This thematic limbo may account for the tentative quality of much of this episodic yarn, which centers on the dying wishes of a career woman and the efforts of her surviving family members to follow them, or at least the fun ones. The flouted taboos that have practically—and reductively—come to define Bradshaw’s work pop up again (rape fantasies and blackface this time), but he and director May Adrales too often give the sense of aiming less for jarring insight and more for stage-managed shock value.

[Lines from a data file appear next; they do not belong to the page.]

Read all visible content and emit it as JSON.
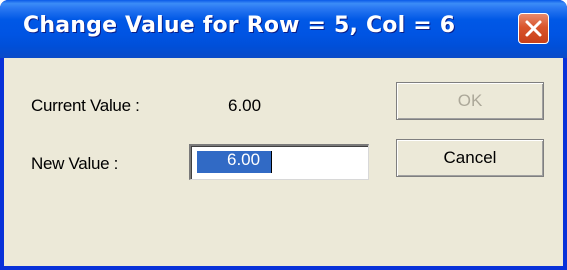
{
  "window": {
    "title": "Change Value for Row = 5, Col = 6",
    "close_icon": "close-x-icon"
  },
  "form": {
    "current_value_label": "Current Value :",
    "current_value": "6.00",
    "new_value_label": "New Value :",
    "new_value": "6.00"
  },
  "buttons": {
    "ok_label": "OK",
    "cancel_label": "Cancel"
  },
  "colors": {
    "titlebar": "#0054e3",
    "dialog_bg": "#ece9d8",
    "selection": "#316ac5",
    "close_button": "#d9552c",
    "disabled_text": "#aca899"
  }
}
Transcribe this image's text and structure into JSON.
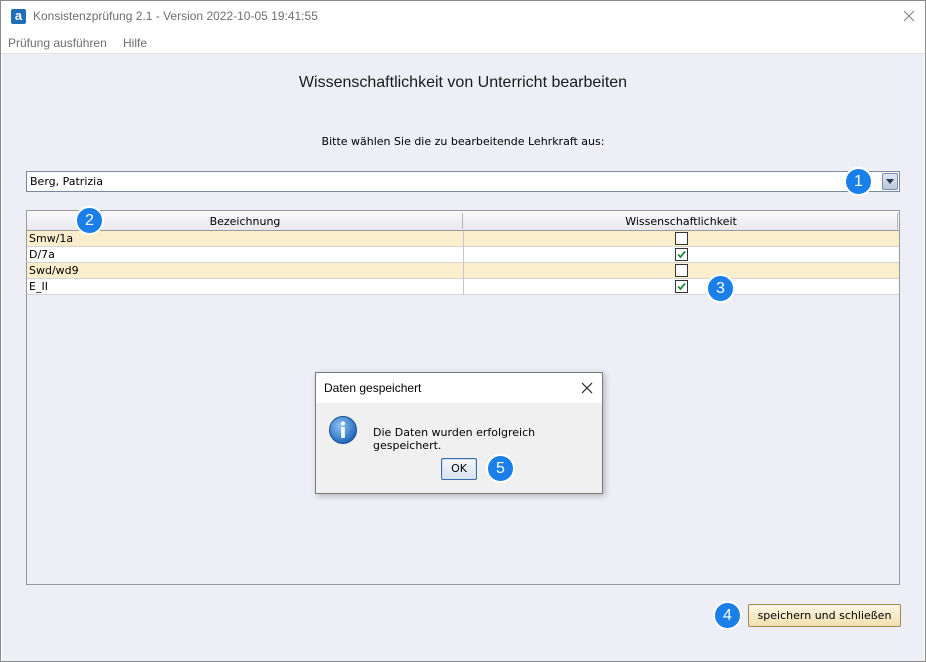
{
  "window": {
    "title": "Konsistenzprüfung 2.1 - Version 2022-10-05 19:41:55",
    "app_logo": "a"
  },
  "menu": {
    "items": [
      "Prüfung ausführen",
      "Hilfe"
    ]
  },
  "main": {
    "heading": "Wissenschaftlichkeit von Unterricht bearbeiten",
    "prompt": "Bitte wählen Sie die zu bearbeitende Lehrkraft aus:",
    "teacher_select": {
      "value": "Berg, Patrizia"
    },
    "table": {
      "columns": [
        "Bezeichnung",
        "Wissenschaftlichkeit"
      ],
      "rows": [
        {
          "name": "Smw/1a",
          "checked": false
        },
        {
          "name": "D/7a",
          "checked": true
        },
        {
          "name": "Swd/wd9",
          "checked": false
        },
        {
          "name": "E_II",
          "checked": true
        }
      ]
    },
    "save_button": "speichern und schließen"
  },
  "dialog": {
    "title": "Daten gespeichert",
    "message": "Die Daten wurden erfolgreich gespeichert.",
    "ok_label": "OK",
    "icon": "info-icon"
  },
  "badges": [
    "1",
    "2",
    "3",
    "4",
    "5"
  ],
  "colors": {
    "badge": "#1a7fe8",
    "row_highlight": "#fbeecc",
    "panel_bg": "#eeeef7",
    "save_button": "#f1dfae"
  }
}
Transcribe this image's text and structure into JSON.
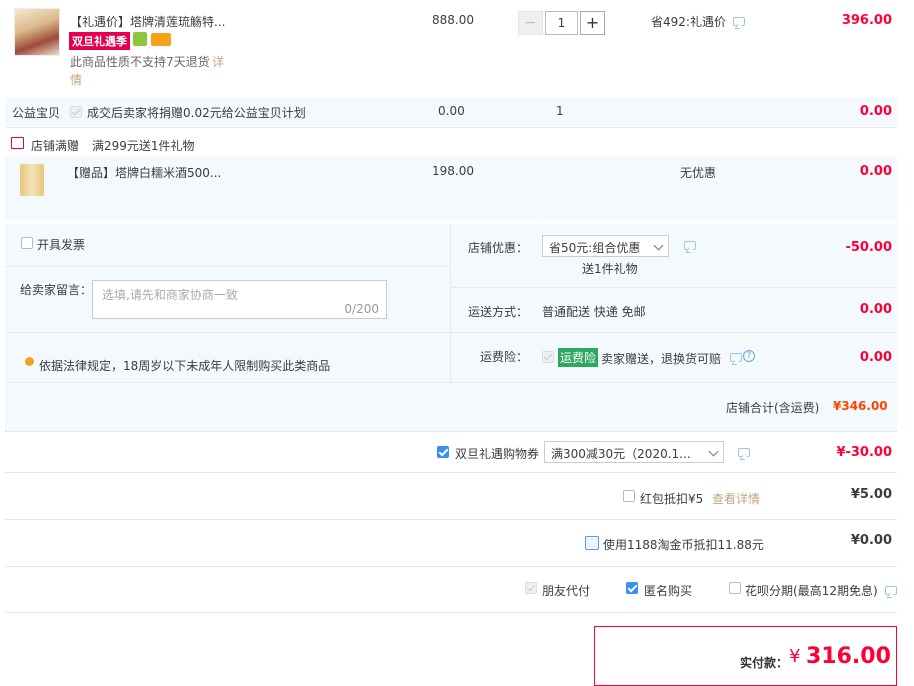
{
  "item1": {
    "title": "【礼遇价】塔牌清莲琉觞特...",
    "badge_promo": "双旦礼遇季",
    "return_note": "此商品性质不支持7天退货",
    "detail_link_1": "详",
    "detail_link_2": "情",
    "unit_price": "888.00",
    "quantity": "1",
    "discount_info": "省492:礼遇价",
    "total": "396.00",
    "minus": "−",
    "plus": "+"
  },
  "charity": {
    "label": "公益宝贝",
    "text": "成交后卖家将捐赠0.02元给公益宝贝计划",
    "price": "0.00",
    "quantity": "1",
    "total": "0.00"
  },
  "gift_section": {
    "title": "店铺满赠",
    "rule": "满299元送1件礼物"
  },
  "gift_item": {
    "title": "【赠品】塔牌白糯米酒500...",
    "price": "198.00",
    "discount": "无优惠",
    "total": "0.00"
  },
  "order_left": {
    "invoice_label": "开具发票",
    "message_label": "给卖家留言：",
    "message_placeholder": "选填,请先和商家协商一致",
    "message_counter": "0/200",
    "legal_note": "依据法律规定，18周岁以下未成年人限制购买此类商品"
  },
  "order_right": {
    "shop_discount_label": "店铺优惠：",
    "shop_discount_value": "省50元:组合优惠",
    "shop_discount_sub": "送1件礼物",
    "shop_discount_amount": "-50.00",
    "shipping_label": "运送方式：",
    "shipping_value": "普通配送 快递 免邮",
    "shipping_amount": "0.00",
    "insurance_label": "运费险：",
    "insurance_badge": "运费险",
    "insurance_text": "卖家赠送，退换货可赔",
    "insurance_amount": "0.00"
  },
  "shop_total": {
    "label": "店铺合计(含运费)",
    "amount": "¥346.00"
  },
  "coupon": {
    "label": "双旦礼遇购物券",
    "select_value": "满300减30元（2020.1...",
    "amount": "¥-30.00"
  },
  "redpacket": {
    "label": "红包抵扣¥5",
    "link": "查看详情",
    "amount": "¥5.00"
  },
  "taojinbi": {
    "label": "使用1188淘金币抵扣11.88元",
    "amount": "¥0.00"
  },
  "pay_options": {
    "friend_pay": "朋友代付",
    "anonymous": "匿名购买",
    "installment": "花呗分期(最高12期免息)"
  },
  "final": {
    "label": "实付款：",
    "currency": "¥",
    "amount": "316.00"
  },
  "colors": {
    "accent_red": "#ff0036",
    "brand_orange": "#f40",
    "checkbox_blue": "#3c8ef5",
    "insurance_green": "#2ea860",
    "promo_red": "#e5004f"
  }
}
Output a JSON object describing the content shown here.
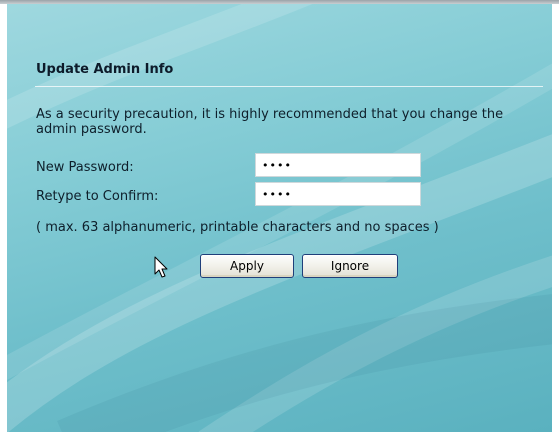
{
  "dialog": {
    "title": "Update Admin Info",
    "description": "As a security precaution, it is highly recommended that you change the admin password.",
    "new_password": {
      "label": "New Password:",
      "value": "••••"
    },
    "confirm_password": {
      "label": "Retype to Confirm:",
      "value": "••••"
    },
    "hint": "( max. 63 alphanumeric, printable characters and no spaces )",
    "buttons": {
      "apply": "Apply",
      "ignore": "Ignore"
    }
  },
  "colors": {
    "panel_light": "#9fd8df",
    "panel_dark": "#5ab1bf",
    "button_border": "#1f3f7a"
  },
  "icons": {
    "cursor": "mouse-pointer-icon"
  }
}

Bradshaw appears to be smirking out of one side of his mouth (eliciting cheap, albeit occasionally successful, laughs at grisly subject matter) and frowning judgmentally out of the other (cutting abruptly from sexcapades to scenes of the abandoned, dying mother). If you don’t laugh, the message appears to be, “You’re square”; if you do, you’re worse.